Lifting up the theological viewpoint on a situation that is at its root political, military and ideological is a significant contribution to peacemaking. We believe that our theological reflections can and should make a difference to this political, social and cultural conflict by going beyond its explicitly religious dimensions. We can help reframe the essence of critical life situations and thereby make them more susceptible to just resolution or transformation. The key to do exactly that is “desacralizing” the conflict. 

 

As with other historic situations of suffering and oppression, the positions of the various actors have been given a divine mandate and polarized as wholly good versus wholly evil. From our religious perspective, we must challenge and dismantle ideological attempts to attribute specific political projects and systems to God’s will.  We all stand humbly under God’s judgment and the plumb line of justice, love and mercy.

 

The situation we have come to address has acquired a religious dimension that seems intractable, totally intertwined with the social, economic and political struggle over land.

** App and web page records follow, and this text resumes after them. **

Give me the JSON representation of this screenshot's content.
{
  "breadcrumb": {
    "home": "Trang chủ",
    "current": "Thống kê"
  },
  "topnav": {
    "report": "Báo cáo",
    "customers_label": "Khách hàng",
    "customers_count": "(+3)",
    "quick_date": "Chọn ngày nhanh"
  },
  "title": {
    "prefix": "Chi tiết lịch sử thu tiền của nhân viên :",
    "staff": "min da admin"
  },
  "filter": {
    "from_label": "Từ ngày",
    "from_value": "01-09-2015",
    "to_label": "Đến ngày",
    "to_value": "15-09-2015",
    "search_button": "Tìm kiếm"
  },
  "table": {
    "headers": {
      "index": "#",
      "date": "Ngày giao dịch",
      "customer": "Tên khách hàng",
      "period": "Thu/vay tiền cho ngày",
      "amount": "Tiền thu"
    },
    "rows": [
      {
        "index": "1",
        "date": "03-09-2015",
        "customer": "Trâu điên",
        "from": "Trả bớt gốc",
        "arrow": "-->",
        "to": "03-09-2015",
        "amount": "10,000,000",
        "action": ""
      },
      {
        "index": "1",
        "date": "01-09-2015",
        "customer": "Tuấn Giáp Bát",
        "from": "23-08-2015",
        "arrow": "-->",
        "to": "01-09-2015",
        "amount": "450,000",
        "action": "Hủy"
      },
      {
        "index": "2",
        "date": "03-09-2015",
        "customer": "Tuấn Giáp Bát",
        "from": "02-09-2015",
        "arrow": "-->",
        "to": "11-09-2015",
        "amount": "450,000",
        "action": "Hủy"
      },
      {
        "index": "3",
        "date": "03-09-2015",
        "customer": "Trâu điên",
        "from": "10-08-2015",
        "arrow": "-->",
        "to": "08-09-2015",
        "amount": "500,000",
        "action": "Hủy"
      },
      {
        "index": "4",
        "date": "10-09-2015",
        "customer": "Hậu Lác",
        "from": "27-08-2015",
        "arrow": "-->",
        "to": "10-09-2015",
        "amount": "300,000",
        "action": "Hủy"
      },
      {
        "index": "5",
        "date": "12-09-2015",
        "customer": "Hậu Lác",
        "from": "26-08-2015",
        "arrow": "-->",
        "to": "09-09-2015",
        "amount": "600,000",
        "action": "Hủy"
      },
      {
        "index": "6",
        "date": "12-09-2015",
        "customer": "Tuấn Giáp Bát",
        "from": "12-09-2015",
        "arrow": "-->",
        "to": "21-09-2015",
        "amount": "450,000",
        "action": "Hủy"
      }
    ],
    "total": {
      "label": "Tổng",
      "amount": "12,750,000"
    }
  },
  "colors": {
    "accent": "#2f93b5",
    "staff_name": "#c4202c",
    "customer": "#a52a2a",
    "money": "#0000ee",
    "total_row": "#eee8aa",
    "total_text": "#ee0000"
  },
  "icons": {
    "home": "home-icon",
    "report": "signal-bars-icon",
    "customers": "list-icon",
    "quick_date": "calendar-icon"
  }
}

However, it is our religious perspective itself that requires us to reframe the religious dimensions of this conflict and to insist that there is nothing fundamental to our reading of the Bible or to our heritage and tradition that can justify occupation and oppression, much less claim them as God’s will. We have in fact a strong tradition of self-criticism, confession and repentance that reminds us how frequently we have sinned by attributing national or group interests to the God of life.

 

It is clear that there are differences amongst us in our readings of the biblical texts. This conference will not resolve those differences and doesn’t intend to try. We come together, however, convinced that those differences must not be an obstacle for common action for a just peace. Certainly we can agree that our theologies and interpretations of the Bible cannot be used to oppress others or contribute to their suffering. We need to take responsibility for the social and political consequences of our theological and biblical positions, standing as we do under the love and mercy of the God of life. We can no longer be paralyzed by our differences or allow our divisions to render us ineffective in the ministry of justice, healing and reconciliation.

 

This conference is a vital contribution to an ongoing theological process that is badly needed by our churches precisely because we are seriously divided on Israel/Palestine and have not yet embraced an intra-church dialogue. Here theology is made alive, not as academic theory but as a critical aspect of loving God with all our minds as well as our hearts and bodies. This is a life-and-death question that is the essence of embodied theology—reflecting critically on God’s presence in our lives.

 

The truth of what I have shared with you is reflected by your very presence. Not since the time of the struggle against South African apartheid in the 1970s and 80s has the WCC had such an overwhelmingly positive response to the invitation to “come to a conference.” Almost too many theologians accepted our invitation to participate. My hope is that this signifies renewed energy in participating in the struggle against another situation of apartheid. We are grateful to our cosponsors and to all of you who have come rigorously prepared for presentations and participation. I am confident that we will truly embody the Amman Call to make a difference, together in this conference, at the end of which we shall give thanks to God who gives us the dual gifts of unity and the hunger for justice.

 

Thank you.